Posting in high definition is a different beast than SD posting, but producers can often avoid potential problems by thinking ahead. Here’s how HD post pros say producers can dodge problems in the first place
- Expect longer edit times: It takes around 20% longer to edit HD footage than SD because HD requires more memory and processing power. ‘You’re going back to what SD was about five years ago,’ says Leah Welsh, executive producer at Raleigh, North Carolina-based Serious Robots.
- Keep an eye on focus: Retrain yourself to find focus problems at the offline stage to avoid surprises when you go online. ‘For years we’ve been used to seeing blurry pictures at the offline stage because producers had to digitize at very low resolutions, so they didn’t pay much attention,’ says Alex Olegnowicz, president of Toronto post house Imarion. ‘In high def, if something is out of focus it is very, very apparent on the online.’
- Work with guidelines: Discuss your broadcaster’s deliverables with your post house before you shoot. You want to make sure you’re using the broadcaster’s preferred format and resolution as they can vary from one network to the next.

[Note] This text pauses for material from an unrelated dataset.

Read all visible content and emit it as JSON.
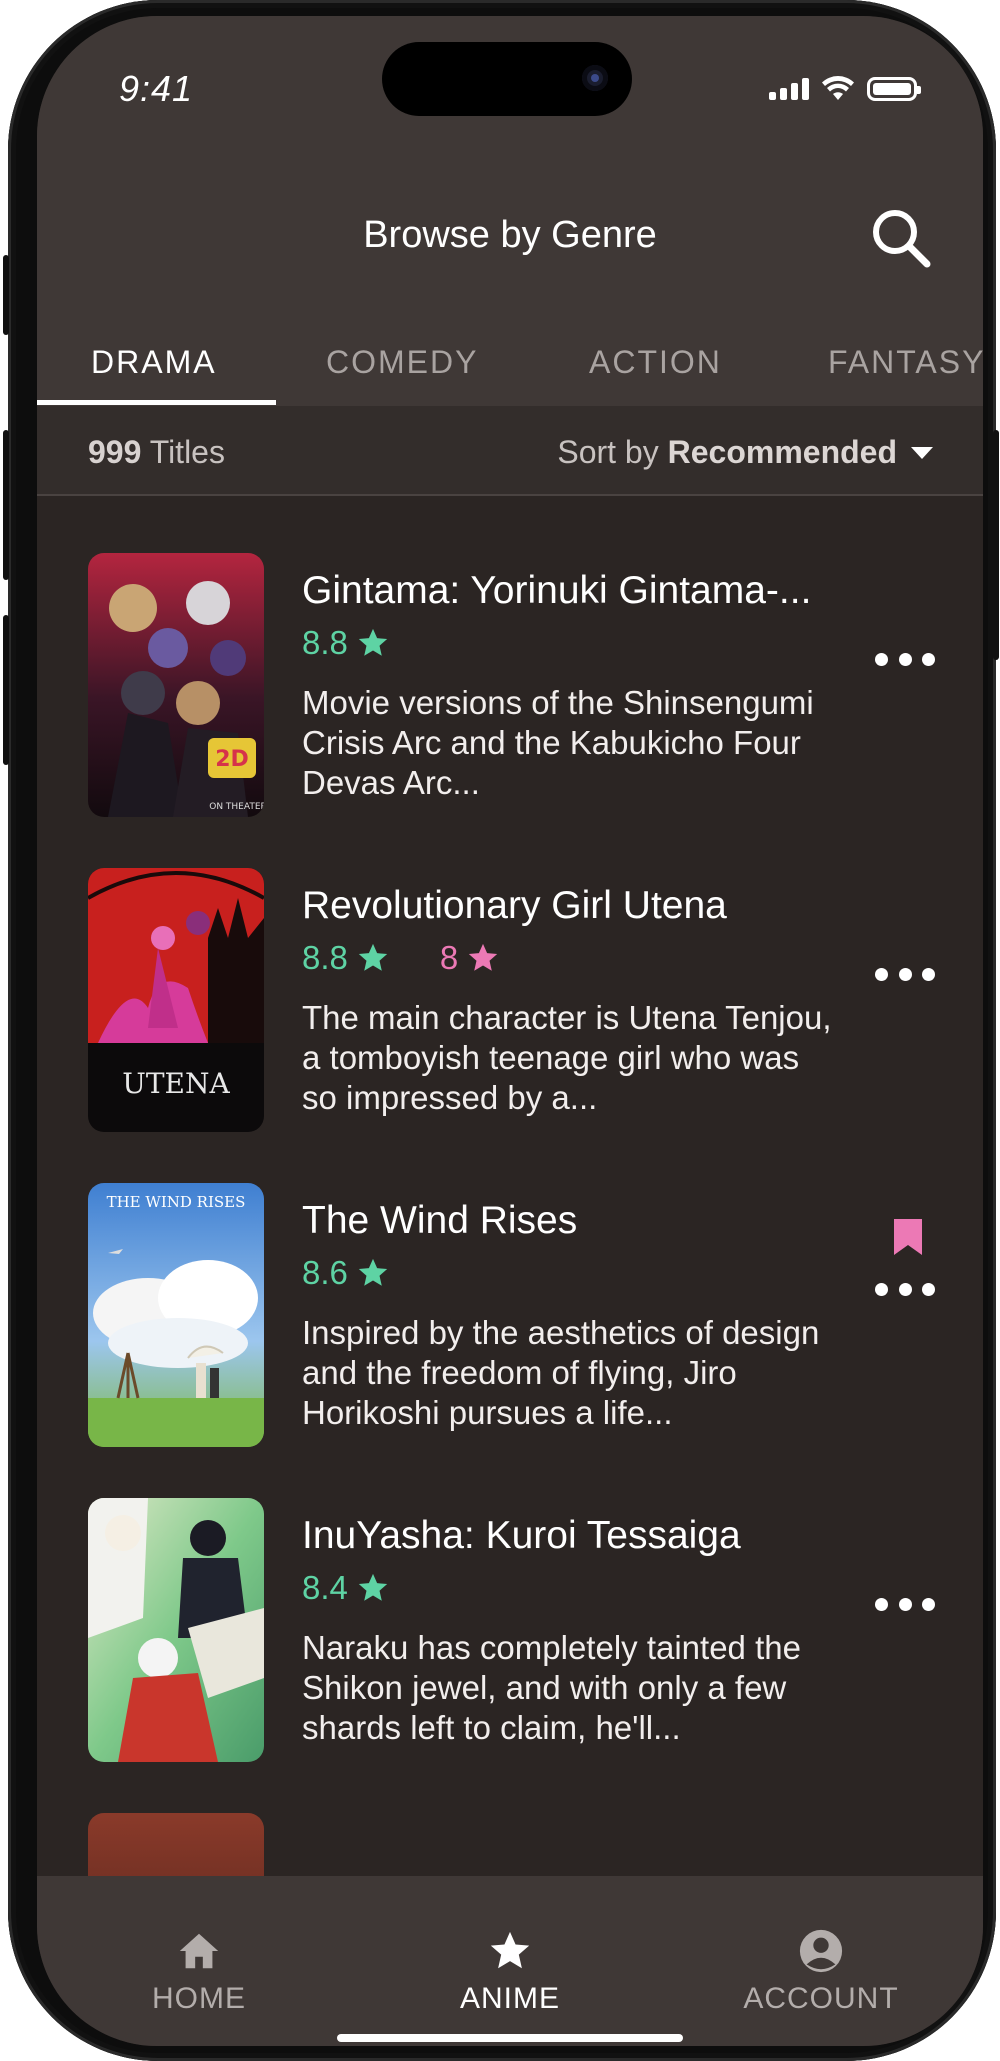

- Consider SD airings: Shows shot in HD are probably going to air somewhere in SD, so discuss with your post house in advance what kind of SD will come from the HD, whether it will be center cut or letter box and what to do about the titles being different sizes. ‘Often times people don’t consider that to begin with and it causes a lot of headaches near the end,’ says Curtis Elder, editor at Atlanta-based HD post specialist Crawford Communications.

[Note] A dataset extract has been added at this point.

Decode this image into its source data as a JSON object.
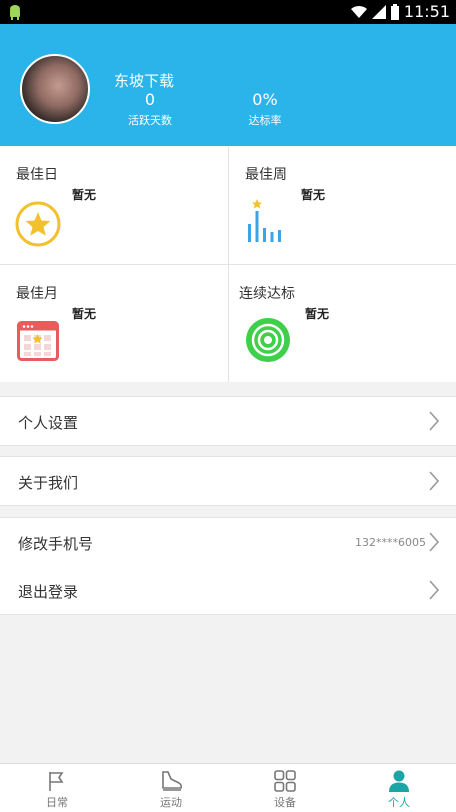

- Brace yourself: HD post costs can be up to 50% higher than when working in SD.